Dataset content below:

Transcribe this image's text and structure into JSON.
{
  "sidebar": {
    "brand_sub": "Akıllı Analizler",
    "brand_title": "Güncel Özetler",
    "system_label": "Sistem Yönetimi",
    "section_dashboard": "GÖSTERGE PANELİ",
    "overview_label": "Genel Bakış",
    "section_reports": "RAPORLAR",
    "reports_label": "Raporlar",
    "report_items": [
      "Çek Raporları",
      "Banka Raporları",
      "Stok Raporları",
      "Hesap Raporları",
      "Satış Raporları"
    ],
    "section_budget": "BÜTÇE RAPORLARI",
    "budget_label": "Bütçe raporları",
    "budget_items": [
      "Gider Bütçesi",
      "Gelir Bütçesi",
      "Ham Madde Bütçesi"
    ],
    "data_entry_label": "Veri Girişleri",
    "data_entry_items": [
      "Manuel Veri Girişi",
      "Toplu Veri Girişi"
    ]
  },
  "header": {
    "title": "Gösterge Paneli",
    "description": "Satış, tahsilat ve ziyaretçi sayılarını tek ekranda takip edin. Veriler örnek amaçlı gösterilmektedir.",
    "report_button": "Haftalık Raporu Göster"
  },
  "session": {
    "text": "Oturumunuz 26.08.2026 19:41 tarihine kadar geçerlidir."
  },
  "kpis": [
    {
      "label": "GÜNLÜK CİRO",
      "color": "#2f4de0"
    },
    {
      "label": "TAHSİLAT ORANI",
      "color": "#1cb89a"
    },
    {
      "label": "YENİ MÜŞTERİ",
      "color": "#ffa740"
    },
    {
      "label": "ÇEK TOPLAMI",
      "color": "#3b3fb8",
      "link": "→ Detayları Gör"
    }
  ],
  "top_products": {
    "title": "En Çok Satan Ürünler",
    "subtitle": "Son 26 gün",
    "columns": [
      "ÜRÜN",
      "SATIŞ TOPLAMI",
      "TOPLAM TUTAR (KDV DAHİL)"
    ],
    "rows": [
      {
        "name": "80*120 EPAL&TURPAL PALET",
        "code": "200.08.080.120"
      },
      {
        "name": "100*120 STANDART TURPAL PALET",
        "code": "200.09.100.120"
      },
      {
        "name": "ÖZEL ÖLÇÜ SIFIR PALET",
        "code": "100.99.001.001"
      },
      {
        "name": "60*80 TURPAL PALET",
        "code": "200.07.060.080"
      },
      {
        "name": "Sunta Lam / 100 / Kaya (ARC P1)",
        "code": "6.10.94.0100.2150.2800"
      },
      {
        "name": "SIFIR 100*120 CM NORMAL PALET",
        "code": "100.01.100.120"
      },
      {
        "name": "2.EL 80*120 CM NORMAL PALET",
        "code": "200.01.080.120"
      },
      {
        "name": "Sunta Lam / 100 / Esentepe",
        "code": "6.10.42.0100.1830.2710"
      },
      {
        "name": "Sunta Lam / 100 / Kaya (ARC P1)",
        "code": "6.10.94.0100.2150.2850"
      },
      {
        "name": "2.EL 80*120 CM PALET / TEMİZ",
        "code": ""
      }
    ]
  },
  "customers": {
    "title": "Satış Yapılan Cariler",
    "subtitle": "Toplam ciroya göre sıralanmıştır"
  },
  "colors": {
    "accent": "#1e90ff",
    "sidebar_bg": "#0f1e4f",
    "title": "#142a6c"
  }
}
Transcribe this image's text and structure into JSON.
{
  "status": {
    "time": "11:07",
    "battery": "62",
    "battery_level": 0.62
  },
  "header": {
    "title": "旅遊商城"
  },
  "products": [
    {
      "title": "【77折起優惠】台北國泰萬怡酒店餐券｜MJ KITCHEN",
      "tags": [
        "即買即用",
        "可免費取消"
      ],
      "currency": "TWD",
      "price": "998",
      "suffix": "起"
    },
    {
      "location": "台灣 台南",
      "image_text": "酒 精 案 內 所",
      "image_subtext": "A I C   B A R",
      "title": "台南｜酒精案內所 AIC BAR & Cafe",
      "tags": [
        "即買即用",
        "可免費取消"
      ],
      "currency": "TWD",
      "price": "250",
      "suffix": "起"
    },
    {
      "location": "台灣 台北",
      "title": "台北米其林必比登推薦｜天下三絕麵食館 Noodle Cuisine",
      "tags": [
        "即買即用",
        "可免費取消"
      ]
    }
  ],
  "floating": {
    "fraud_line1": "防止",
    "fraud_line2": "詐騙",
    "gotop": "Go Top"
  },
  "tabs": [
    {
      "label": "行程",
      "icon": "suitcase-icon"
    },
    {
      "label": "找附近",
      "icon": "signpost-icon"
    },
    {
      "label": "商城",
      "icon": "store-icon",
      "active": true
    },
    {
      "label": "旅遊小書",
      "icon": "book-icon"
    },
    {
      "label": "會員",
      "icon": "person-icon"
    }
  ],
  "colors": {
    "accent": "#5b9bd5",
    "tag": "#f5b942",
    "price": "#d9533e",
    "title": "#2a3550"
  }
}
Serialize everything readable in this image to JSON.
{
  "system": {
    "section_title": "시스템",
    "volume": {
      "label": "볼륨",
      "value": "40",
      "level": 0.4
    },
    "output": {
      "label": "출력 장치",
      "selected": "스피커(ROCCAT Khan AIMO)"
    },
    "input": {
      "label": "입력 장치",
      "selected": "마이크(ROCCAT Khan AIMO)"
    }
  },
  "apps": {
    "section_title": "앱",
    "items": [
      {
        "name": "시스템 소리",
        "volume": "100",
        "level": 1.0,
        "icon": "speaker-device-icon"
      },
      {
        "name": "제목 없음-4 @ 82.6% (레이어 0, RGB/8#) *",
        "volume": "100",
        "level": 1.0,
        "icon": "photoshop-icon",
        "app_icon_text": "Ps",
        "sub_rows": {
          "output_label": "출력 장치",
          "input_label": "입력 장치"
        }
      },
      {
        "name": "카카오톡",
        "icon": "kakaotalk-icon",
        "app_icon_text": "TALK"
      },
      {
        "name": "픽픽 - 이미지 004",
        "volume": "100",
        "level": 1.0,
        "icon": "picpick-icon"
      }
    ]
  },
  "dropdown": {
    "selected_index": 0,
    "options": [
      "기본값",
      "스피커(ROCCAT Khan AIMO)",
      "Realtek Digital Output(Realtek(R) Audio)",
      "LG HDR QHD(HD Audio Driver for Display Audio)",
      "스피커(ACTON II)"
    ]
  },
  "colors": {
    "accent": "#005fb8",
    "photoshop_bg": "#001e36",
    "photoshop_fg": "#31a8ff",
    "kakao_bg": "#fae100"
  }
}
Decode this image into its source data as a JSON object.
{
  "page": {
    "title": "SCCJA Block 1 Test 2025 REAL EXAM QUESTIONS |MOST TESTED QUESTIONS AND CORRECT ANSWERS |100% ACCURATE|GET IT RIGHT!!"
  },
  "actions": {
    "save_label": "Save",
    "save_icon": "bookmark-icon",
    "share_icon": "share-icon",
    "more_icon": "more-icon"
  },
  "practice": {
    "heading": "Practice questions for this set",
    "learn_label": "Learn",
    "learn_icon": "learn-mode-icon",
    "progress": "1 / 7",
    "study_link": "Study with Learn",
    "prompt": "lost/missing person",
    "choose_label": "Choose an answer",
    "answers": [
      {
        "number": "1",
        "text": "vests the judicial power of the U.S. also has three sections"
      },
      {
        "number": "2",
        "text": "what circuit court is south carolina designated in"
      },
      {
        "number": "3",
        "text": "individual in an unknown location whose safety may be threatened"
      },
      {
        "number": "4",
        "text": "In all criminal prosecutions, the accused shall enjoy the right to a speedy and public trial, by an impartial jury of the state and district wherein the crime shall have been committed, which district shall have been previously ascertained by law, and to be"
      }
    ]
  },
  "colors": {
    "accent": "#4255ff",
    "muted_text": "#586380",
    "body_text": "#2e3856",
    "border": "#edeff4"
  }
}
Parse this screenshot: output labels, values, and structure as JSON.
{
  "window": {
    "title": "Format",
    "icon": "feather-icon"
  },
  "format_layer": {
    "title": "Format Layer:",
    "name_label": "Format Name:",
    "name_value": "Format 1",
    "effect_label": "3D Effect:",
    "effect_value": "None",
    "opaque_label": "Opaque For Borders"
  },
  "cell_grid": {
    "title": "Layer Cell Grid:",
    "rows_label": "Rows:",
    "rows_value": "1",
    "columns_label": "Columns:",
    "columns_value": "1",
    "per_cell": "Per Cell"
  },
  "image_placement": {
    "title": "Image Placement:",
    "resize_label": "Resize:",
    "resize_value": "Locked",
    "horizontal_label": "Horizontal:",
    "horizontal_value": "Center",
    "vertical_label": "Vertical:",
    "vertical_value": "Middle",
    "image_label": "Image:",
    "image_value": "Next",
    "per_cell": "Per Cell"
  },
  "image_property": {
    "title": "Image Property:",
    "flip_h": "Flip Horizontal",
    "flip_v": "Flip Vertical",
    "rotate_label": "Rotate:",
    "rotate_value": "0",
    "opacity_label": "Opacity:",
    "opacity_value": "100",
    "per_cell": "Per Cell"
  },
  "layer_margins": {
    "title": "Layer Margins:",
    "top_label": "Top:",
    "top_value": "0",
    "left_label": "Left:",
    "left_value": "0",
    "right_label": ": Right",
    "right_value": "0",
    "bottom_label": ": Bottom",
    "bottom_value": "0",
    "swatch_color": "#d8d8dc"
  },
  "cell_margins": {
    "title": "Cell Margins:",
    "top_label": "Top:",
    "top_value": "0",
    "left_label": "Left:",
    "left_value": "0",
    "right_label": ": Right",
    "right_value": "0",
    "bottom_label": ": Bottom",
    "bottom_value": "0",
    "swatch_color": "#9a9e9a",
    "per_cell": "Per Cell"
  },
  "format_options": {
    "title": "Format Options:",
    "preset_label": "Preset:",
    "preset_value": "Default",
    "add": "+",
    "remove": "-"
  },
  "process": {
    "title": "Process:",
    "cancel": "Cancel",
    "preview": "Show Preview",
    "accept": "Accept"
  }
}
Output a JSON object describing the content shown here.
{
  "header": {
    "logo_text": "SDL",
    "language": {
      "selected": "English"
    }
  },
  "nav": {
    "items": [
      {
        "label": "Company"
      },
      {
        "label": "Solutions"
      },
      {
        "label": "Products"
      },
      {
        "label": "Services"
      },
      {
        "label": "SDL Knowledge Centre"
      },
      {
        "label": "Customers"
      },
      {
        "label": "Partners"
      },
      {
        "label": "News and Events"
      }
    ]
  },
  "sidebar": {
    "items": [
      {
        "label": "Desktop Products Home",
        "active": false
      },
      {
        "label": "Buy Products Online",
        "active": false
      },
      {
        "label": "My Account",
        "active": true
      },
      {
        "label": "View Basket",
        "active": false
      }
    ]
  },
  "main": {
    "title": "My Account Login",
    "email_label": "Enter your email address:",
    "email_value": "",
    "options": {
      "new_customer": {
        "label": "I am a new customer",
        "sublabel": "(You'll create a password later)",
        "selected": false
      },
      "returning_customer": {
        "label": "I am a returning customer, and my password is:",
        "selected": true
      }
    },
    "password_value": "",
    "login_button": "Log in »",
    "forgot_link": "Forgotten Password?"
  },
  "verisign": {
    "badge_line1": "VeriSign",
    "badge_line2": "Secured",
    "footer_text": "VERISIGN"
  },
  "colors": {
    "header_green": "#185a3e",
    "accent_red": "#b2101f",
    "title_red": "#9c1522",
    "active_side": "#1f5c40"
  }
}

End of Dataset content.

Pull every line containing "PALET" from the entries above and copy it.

        "name": "80*120 EPAL&TURPAL PALET",
        "name": "100*120 STANDART TURPAL PALET",
        "name": "ÖZEL ÖLÇÜ SIFIR PALET",
        "name": "60*80 TURPAL PALET",
        "name": "SIFIR 100*120 CM NORMAL PALET",
        "name": "2.EL 80*120 CM NORMAL PALET",
        "name": "2.EL 80*120 CM PALET / TEMİZ",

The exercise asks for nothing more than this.